Problem: Please give every line below again exactly, but not its pictures.

*** Records for this task ***

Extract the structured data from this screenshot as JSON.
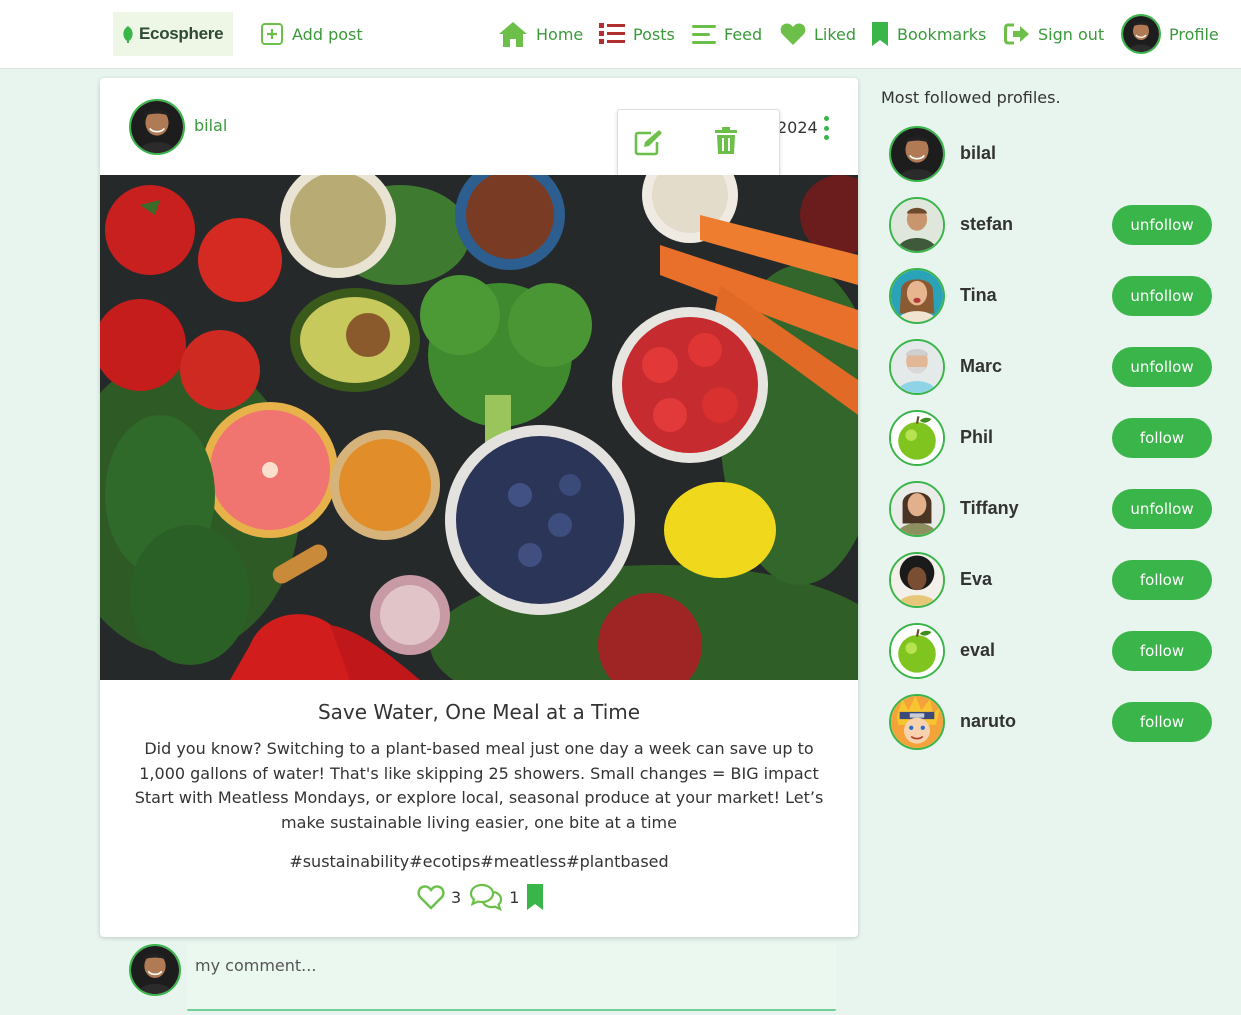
{
  "nav": {
    "logo_text": "Ecosphere",
    "add_post": "Add post",
    "home": "Home",
    "posts": "Posts",
    "feed": "Feed",
    "liked": "Liked",
    "bookmarks": "Bookmarks",
    "sign_out": "Sign out",
    "profile": "Profile"
  },
  "post": {
    "author": "bilal",
    "date": "2024",
    "title": "Save Water, One Meal at a Time",
    "body": "Did you know? Switching to a plant-based meal just one day a week can save up to 1,000 gallons of water! That's like skipping 25 showers. Small changes = BIG impact Start with Meatless Mondays, or explore local, seasonal produce at your market! Let’s make sustainable living easier, one bite at a time",
    "tags": "#sustainability#ecotips#meatless#plantbased",
    "likes": "3",
    "comments": "1"
  },
  "comment": {
    "placeholder": "my comment..."
  },
  "sidebar": {
    "title": "Most followed profiles.",
    "profiles": [
      {
        "name": "bilal",
        "button": ""
      },
      {
        "name": "stefan",
        "button": "unfollow"
      },
      {
        "name": "Tina",
        "button": "unfollow"
      },
      {
        "name": "Marc",
        "button": "unfollow"
      },
      {
        "name": "Phil",
        "button": "follow"
      },
      {
        "name": "Tiffany",
        "button": "unfollow"
      },
      {
        "name": "Eva",
        "button": "follow"
      },
      {
        "name": "eval",
        "button": "follow"
      },
      {
        "name": "naruto",
        "button": "follow"
      }
    ]
  },
  "colors": {
    "accent": "#3ab54a",
    "background": "#e8f5ee",
    "link": "#3a9a3a"
  }
}
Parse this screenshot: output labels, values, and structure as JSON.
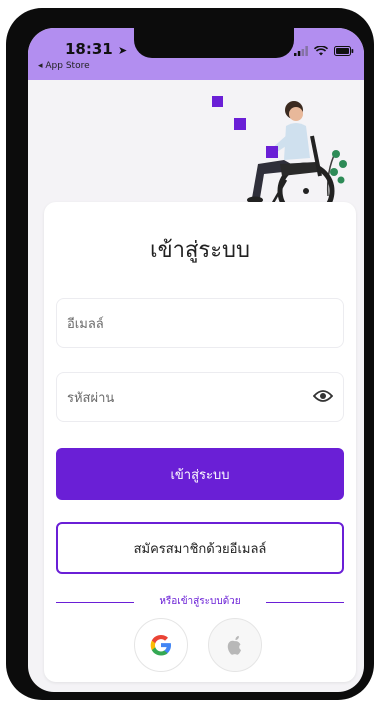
{
  "status_bar": {
    "time": "18:31",
    "back_to_app": "◂ App Store"
  },
  "login": {
    "title": "เข้าสู่ระบบ",
    "email_placeholder": "อีเมลล์",
    "password_placeholder": "รหัสผ่าน",
    "login_button": "เข้าสู่ระบบ",
    "register_button": "สมัครสมาชิกด้วยอีเมลล์",
    "divider_text": "หรือเข้าสู่ระบบด้วย"
  },
  "social": [
    "google-icon",
    "apple-icon"
  ],
  "colors": {
    "accent": "#6a1fd6",
    "statusbar": "#b28ef0"
  }
}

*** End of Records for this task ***

Your response:
Extract the structured data from this screenshot as JSON.
{
  "nav": {
    "logo_text": "Ecosphere",
    "add_post": "Add post",
    "home": "Home",
    "posts": "Posts",
    "feed": "Feed",
    "liked": "Liked",
    "bookmarks": "Bookmarks",
    "sign_out": "Sign out",
    "profile": "Profile"
  },
  "post": {
    "author": "bilal",
    "date": "2024",
    "title": "Save Water, One Meal at a Time",
    "body": "Did you know? Switching to a plant-based meal just one day a week can save up to 1,000 gallons of water! That's like skipping 25 showers. Small changes = BIG impact Start with Meatless Mondays, or explore local, seasonal produce at your market! Let’s make sustainable living easier, one bite at a time",
    "tags": "#sustainability#ecotips#meatless#plantbased",
    "likes": "3",
    "comments": "1"
  },
  "comment": {
    "placeholder": "my comment..."
  },
  "sidebar": {
    "title": "Most followed profiles.",
    "profiles": [
      {
        "name": "bilal",
        "button": ""
      },
      {
        "name": "stefan",
        "button": "unfollow"
      },
      {
        "name": "Tina",
        "button": "unfollow"
      },
      {
        "name": "Marc",
        "button": "unfollow"
      },
      {
        "name": "Phil",
        "button": "follow"
      },
      {
        "name": "Tiffany",
        "button": "unfollow"
      },
      {
        "name": "Eva",
        "button": "follow"
      },
      {
        "name": "eval",
        "button": "follow"
      },
      {
        "name": "naruto",
        "button": "follow"
      }
    ]
  },
  "colors": {
    "accent": "#3ab54a",
    "background": "#e8f5ee",
    "link": "#3a9a3a"
  }
}
Parse this screenshot: output labels, values, and structure as JSON.
{
  "status_bar": {
    "time": "18:31",
    "back_to_app": "◂ App Store"
  },
  "login": {
    "title": "เข้าสู่ระบบ",
    "email_placeholder": "อีเมลล์",
    "password_placeholder": "รหัสผ่าน",
    "login_button": "เข้าสู่ระบบ",
    "register_button": "สมัครสมาชิกด้วยอีเมลล์",
    "divider_text": "หรือเข้าสู่ระบบด้วย"
  },
  "social": [
    "google-icon",
    "apple-icon"
  ],
  "colors": {
    "accent": "#6a1fd6",
    "statusbar": "#b28ef0"
  }
}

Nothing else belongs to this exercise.